The Zojoji Temple (増上寺) in looks like a fairly normal temple. It stands in the Minato district south of Tokyo’s Imperial Palace and, along with Kaneji Temple in Ueno, is one of the city’s most important shrines. Nowadays, tourists mainly visit the colourful Sensoji Temple and skip Zojoji Temple in Shiba Park. Very unfortunate, because historically this shrine is a gem. In this article I will explain why Zojoji Temple was one of the most important temples in Tokyo’s history, if not the most important.
Zojoji Temple: The largest temple complex in Edo
Zojoji Temple was first built in 1393 and was part of Jodo Shu Buddhism. It was the rising ruler Ieyasu Tokugawa (1543-1616) who decided to put the shrine on this site in 1598. The Zojoji Temple had to offer protection against intruders from the south. For although Ieyasu Tokugawa was in power, Japan was still strongly divided.
Zojoji Temple’s most important period was the 17th century. The shrine grew into a complex of 65 hectares with 48 sub-temples and 150 other religious buildings. More than 3000 priests stayed here, which was exceptional for that time. The Tokugawa family also came here often to do their bidding. It even led to a number of family members being buried at this temple. The Zojoji Temple became a religious centre of power where the teachings of Jodo Shu were taught.
Tip: Next to the Zojoji Temple is the 333 metres high Tokyo Tower.
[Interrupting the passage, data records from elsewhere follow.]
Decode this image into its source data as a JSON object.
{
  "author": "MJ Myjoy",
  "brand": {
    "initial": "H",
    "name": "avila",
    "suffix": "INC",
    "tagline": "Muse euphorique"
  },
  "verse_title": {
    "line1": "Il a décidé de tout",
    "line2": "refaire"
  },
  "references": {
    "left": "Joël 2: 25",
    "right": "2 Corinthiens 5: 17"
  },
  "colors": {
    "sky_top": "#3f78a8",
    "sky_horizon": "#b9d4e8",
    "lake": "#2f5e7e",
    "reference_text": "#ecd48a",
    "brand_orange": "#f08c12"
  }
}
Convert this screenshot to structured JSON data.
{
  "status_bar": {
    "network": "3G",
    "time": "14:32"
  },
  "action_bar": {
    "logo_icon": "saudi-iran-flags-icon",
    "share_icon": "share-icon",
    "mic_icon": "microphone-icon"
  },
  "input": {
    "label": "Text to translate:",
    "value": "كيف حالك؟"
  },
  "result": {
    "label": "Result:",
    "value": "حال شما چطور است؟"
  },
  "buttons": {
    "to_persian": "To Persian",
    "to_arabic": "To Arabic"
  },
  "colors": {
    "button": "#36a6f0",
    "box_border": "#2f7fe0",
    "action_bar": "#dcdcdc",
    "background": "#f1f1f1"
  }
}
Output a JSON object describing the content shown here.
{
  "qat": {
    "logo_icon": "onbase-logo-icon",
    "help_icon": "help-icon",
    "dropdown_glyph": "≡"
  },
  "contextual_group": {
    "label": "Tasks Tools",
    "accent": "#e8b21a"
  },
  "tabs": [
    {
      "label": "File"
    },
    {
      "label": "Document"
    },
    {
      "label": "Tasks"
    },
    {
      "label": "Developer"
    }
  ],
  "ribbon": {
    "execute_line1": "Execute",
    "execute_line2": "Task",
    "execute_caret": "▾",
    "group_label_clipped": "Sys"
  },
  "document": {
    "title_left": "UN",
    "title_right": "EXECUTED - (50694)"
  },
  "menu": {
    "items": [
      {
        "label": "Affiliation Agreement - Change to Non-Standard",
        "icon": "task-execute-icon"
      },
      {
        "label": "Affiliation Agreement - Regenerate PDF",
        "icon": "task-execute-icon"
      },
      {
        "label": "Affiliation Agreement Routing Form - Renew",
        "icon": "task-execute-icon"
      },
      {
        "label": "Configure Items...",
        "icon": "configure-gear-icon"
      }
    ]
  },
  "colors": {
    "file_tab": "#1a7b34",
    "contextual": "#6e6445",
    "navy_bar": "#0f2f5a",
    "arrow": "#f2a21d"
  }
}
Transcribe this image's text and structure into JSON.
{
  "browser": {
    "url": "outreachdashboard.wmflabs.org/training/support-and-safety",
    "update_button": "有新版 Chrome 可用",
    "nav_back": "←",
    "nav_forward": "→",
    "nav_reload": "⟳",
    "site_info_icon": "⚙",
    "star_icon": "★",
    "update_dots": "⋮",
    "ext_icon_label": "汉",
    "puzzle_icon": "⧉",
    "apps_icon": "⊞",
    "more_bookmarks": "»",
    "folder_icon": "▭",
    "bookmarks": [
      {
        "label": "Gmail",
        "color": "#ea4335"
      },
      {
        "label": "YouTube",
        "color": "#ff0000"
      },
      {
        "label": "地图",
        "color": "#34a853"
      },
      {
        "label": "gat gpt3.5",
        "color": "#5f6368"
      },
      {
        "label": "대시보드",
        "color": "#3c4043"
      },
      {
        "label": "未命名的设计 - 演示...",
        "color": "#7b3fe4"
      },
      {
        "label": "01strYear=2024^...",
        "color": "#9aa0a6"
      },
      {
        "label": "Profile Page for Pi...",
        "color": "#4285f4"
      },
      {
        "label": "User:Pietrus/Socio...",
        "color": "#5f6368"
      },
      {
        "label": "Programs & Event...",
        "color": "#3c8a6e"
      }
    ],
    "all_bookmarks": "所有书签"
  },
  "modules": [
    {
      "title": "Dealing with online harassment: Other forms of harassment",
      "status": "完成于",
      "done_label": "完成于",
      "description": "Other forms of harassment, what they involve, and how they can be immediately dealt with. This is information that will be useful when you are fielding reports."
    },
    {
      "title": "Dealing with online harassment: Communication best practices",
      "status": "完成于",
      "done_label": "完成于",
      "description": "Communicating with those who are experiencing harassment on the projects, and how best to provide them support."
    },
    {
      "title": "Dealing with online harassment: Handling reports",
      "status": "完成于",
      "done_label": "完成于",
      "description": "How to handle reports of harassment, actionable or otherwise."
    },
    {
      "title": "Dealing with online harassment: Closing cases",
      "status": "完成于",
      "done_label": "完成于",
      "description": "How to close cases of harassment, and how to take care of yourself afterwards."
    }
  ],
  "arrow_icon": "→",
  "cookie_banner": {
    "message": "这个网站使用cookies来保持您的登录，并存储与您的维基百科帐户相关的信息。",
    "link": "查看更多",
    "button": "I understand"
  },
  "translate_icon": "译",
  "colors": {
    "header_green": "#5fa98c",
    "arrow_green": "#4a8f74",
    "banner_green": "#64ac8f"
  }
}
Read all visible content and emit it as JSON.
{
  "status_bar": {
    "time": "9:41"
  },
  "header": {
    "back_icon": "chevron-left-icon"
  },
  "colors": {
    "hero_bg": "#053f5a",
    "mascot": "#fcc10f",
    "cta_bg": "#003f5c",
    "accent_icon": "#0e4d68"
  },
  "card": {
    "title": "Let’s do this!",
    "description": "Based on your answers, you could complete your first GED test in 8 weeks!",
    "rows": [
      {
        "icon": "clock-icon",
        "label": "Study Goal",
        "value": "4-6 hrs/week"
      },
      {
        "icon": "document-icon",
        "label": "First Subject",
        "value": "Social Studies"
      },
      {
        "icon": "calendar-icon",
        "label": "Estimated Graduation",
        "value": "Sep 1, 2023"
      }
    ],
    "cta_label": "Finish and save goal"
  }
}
The design is derived from a very famous building in Europe, the Eiffel Tower in Paris. The difference is in the colour and height. The Tokyo Tower is 33 metres higher and red/white in colour.
Jodo Shu and the Pure Land Buddhism
Jodo Shu is part of Pure Land Buddhism, one of the main Buddhist movements in Japan. The inventor of the Jodo Shu was Honen Shonin (1133-1212). He believed that one could reach enlightenment not through meditation, but by uttering the Nembutsu. The Nembutsu is the pronouncement of the vow of Amida (Amida Buddha, be praised). Amida is the most important god in Pure Land Buddhism.
Reciting the Nembutsu was a radical change from what people were used to. Shonin therefore did not want this teaching to become public before his death. But alas! It led to angry reactions among the elite. Honen Shonin was banned and some of his followers even received the death penalty.
Reading tip: Would you like to visit another temple in Tokyo? Read the article Sensoji Temple? 5 historical facts you should know.
What to see at the Zojoji Temple?
In the 19th and 20th centuries, the temple fell into serious disrepair. In 1909, the prayer hall was set on fire by a person who was later declared insane. And the bombing of Tokyo during the Second World War did the complex no good either. The prayer hall dates from 1974, but fortunately not all traces of the history of this shrine have been destroyed…
Shiba Park: Shiba Park is one of the oldest parks in Tokyo. It only really got this official status in 1873. A visit to Shiba Park fits perfectly in combination with the ‘important’ Zojoji Temple and the Tokyo Tower…
The Sangedatsumon Gate: The most impressive structure of Zojoji Temple is the Sangedatsumon Gate. While large parts of Tokyo were destroyed by the bombing during World War II, this gate stood proud. Dating from 1622, it is 21 metres wide and almost 18 metres high. It is considered an important cultural heritage site by the Japanese government.
Daibonsho: Another important sight is the Daibonsho. This is a large bronze bell dating from 1673. It is considered one of the three most important bells (ding-dong) of the Edo period.
Museum: In the basement of the temple is a museum dedicated to the Tokugawa family and the nearby mausoleum. Here you can watch a video about the creation of the mausoleum and a scale model is displayed.
Mausoleum of the Tokugawa family: 6 relatives of the Tokugawa clan and their partners are buried on the grounds of Zojoji Temple. For a small fee you can visit the graves. Not all members of the Tokugawa family are buried here. There are also a few members buried in the Yanaka Cemetery and near the Kaneji Temple.
But the most famous family member, Ieyasu, has his own mausoleum in Nikko National Park. An impressive temple with 500 kilos of gold leaf and many ornaments. Read more about it in the article Toshogu Shrine – A historical explanation of this Golden Temple.
Would you like to visit Zojoji Temple in Tokyo?
How to get there? The Zojoji Temple is located in the district of Minato in the Shiba park. It can be reached via the Koen or Onarimon metro stations on the Mita line.
Opening Hours: The complex is free to visit, except for the nearby museum (700 yen) and mausoleum (500 yen). The temple is open daily from 9am to 5pm, the museum from 10am to 5pm and the mausoleum from 10am to 4pm.
Do you have more tips, comments or ideas about Zojoji Temple in Tokyo? Feel free to leave a comment below.